Esports Team Doubles in Size, Moves to New Arena

Christian Smith

While Manchester has been building a new stadium for its sport teams, the esports team has quietly been doubling in size and has a new arena of its own, too. Garrett Schieferstein, director of esports, has moved his team to a larger venue in Calvin Ulrey and hired an assistant coach as well.

“I am beyond excited to dive even further into the world of collegiate esports,” Schieferstein said. “Getting to coach, recruit and compete over the last year and a half has been a blessing and I’m looking forward to doing the things I love full time.” A 2019 MU grad with a degree in business management and entrepreneurship, Schieferstein is the full-time Esports director.

Schieferstein and his players define Esports as the competitive video games played for the entertainment of spectators, like conventional athletics. This sport can be played at any level such as amateur, collegiate or professional. Esports at MU began in spring 2020. Some of the games to compete in are: League of Legends, Super Smash Bro’s, and Rocket League. The choice of games is based up the interest of the university and other schools nationwide.

The new assistant coach is Orion Celentano, a 2021 graduate from the University of Miami. He has helped the team a lot as he utilizes his degree in games and simulation with a focus in esports to help players be successful.

One of the biggest accomplishments so far is becoming the 2020 Smash Bro’s Conference Champions. This year Schieferstein is excited for the upcoming season due to 28 high school players joining MU esports to earn starting roster spots. He and the MU players are looking to repeat as GLEC Conference champs and even place in the top 20 teams in the nation. They recently added Overwatch and Valorant rosters.

How do the e-athletes practice for video games? But the answer to that is the same as practicing for any sport. Their practices consist of match reviews, scrimmages against other teams, and 1 on 1 drills. Schieferstein coaches the team by working with them live in communications, telling them what they are doing right and what they are going wrong.

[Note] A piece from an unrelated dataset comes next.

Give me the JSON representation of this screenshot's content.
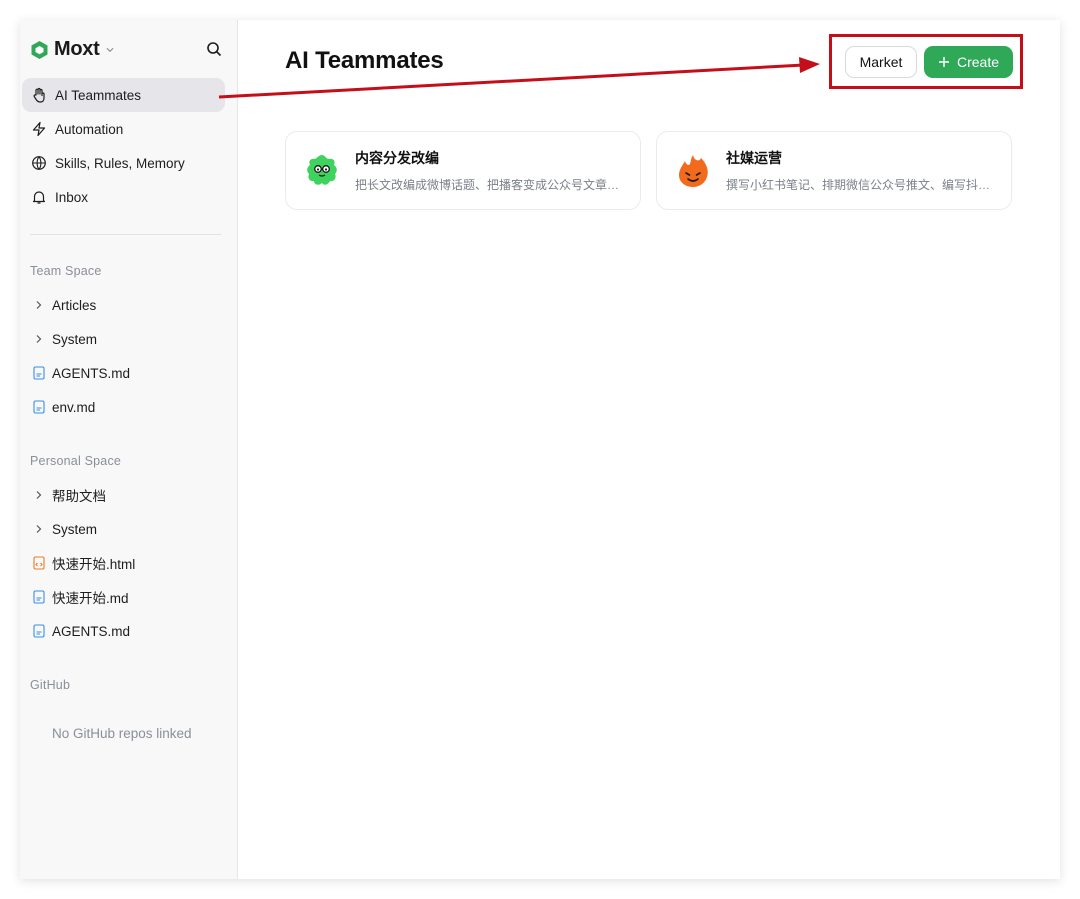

Braxton Dewey and Bryce Morales, two seniors, find esports to be a great way of self-identification and gaining new friends. Both players love how esports provide them the chance to represent the school in a way that they enjoy. Their favorite games are “League of Legends” and “Smash Brothers.” They both agreed that esports is great for mental health recovery after long hours of studying and reading. This allows their brain to go into a happy place or environment of its own. Both students are former football players and love the fact that esports is an all year-round sport. Dewey is minoring in coaching, so he sees a future in coaching esports.